Instructions for the task -
Your task is to repeat the entries underneath exactly, minus the pictures.

Data shown -

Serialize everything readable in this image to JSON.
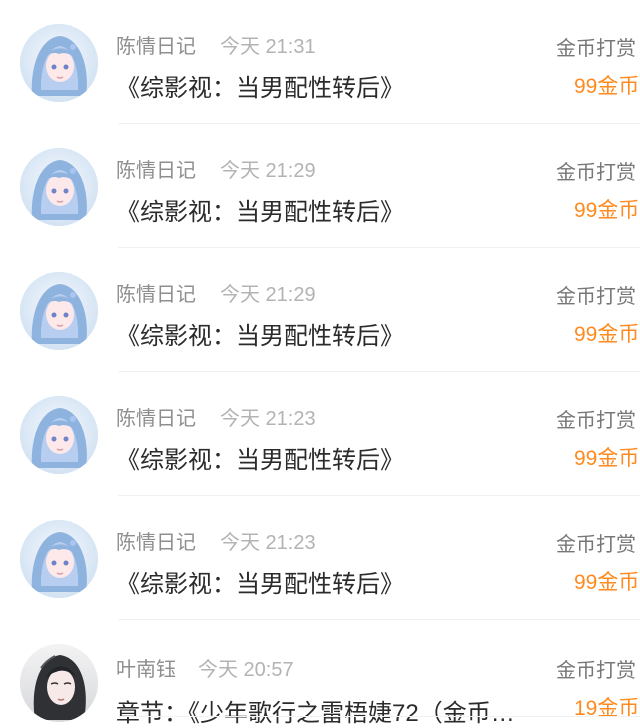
{
  "list": {
    "items": [
      {
        "name": "陈情日记",
        "time": "今天 21:31",
        "message": "《综影视：当男配性转后》",
        "reward_type": "金币打赏",
        "amount": "99金币",
        "avatar": "anime-girl-blue-hair-avatar"
      },
      {
        "name": "陈情日记",
        "time": "今天 21:29",
        "message": "《综影视：当男配性转后》",
        "reward_type": "金币打赏",
        "amount": "99金币",
        "avatar": "anime-girl-blue-hair-avatar"
      },
      {
        "name": "陈情日记",
        "time": "今天 21:29",
        "message": "《综影视：当男配性转后》",
        "reward_type": "金币打赏",
        "amount": "99金币",
        "avatar": "anime-girl-blue-hair-avatar"
      },
      {
        "name": "陈情日记",
        "time": "今天 21:23",
        "message": "《综影视：当男配性转后》",
        "reward_type": "金币打赏",
        "amount": "99金币",
        "avatar": "anime-girl-blue-hair-avatar"
      },
      {
        "name": "陈情日记",
        "time": "今天 21:23",
        "message": "《综影视：当男配性转后》",
        "reward_type": "金币打赏",
        "amount": "99金币",
        "avatar": "anime-girl-blue-hair-avatar"
      },
      {
        "name": "叶南钰",
        "time": "今天 20:57",
        "message": "章节：《少年歌行之雷梧婕72（金币…",
        "reward_type": "金币打赏",
        "amount": "19金币",
        "avatar": "dark-hair-anime-avatar"
      }
    ]
  },
  "colors": {
    "amount": "#ff8a1f",
    "name": "#8e8e8e",
    "time": "#b3b3b3",
    "message": "#2b2b2b"
  }
}
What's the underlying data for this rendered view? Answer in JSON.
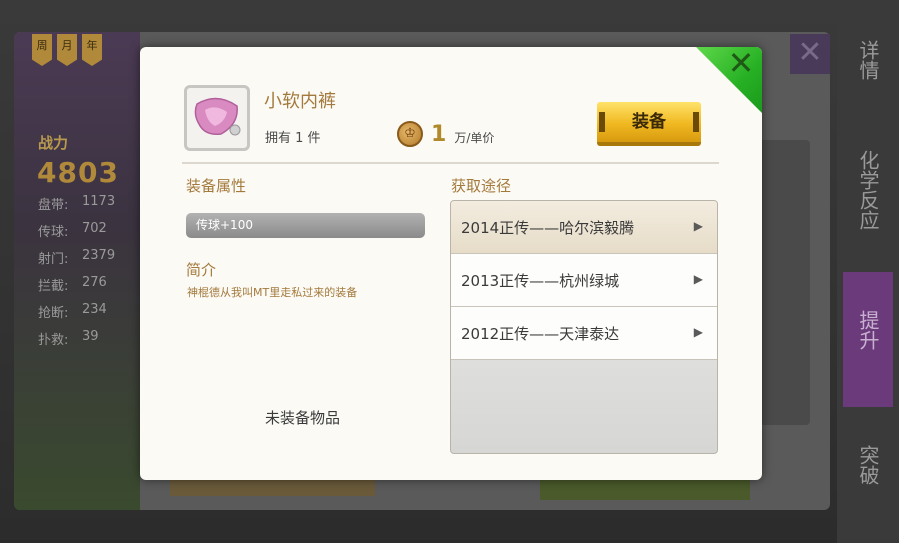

Output -
Serialize everything readable in this image to JSON.
{
  "list": {
    "items": [
      {
        "name": "陈情日记",
        "time": "今天 21:31",
        "message": "《综影视：当男配性转后》",
        "reward_type": "金币打赏",
        "amount": "99金币",
        "avatar": "anime-girl-blue-hair-avatar"
      },
      {
        "name": "陈情日记",
        "time": "今天 21:29",
        "message": "《综影视：当男配性转后》",
        "reward_type": "金币打赏",
        "amount": "99金币",
        "avatar": "anime-girl-blue-hair-avatar"
      },
      {
        "name": "陈情日记",
        "time": "今天 21:29",
        "message": "《综影视：当男配性转后》",
        "reward_type": "金币打赏",
        "amount": "99金币",
        "avatar": "anime-girl-blue-hair-avatar"
      },
      {
        "name": "陈情日记",
        "time": "今天 21:23",
        "message": "《综影视：当男配性转后》",
        "reward_type": "金币打赏",
        "amount": "99金币",
        "avatar": "anime-girl-blue-hair-avatar"
      },
      {
        "name": "陈情日记",
        "time": "今天 21:23",
        "message": "《综影视：当男配性转后》",
        "reward_type": "金币打赏",
        "amount": "99金币",
        "avatar": "anime-girl-blue-hair-avatar"
      },
      {
        "name": "叶南钰",
        "time": "今天 20:57",
        "message": "章节：《少年歌行之雷梧婕72（金币…",
        "reward_type": "金币打赏",
        "amount": "19金币",
        "avatar": "dark-hair-anime-avatar"
      }
    ]
  },
  "colors": {
    "amount": "#ff8a1f",
    "name": "#8e8e8e",
    "time": "#b3b3b3",
    "message": "#2b2b2b"
  }
}
What's the underlying data for this rendered view? Answer in JSON.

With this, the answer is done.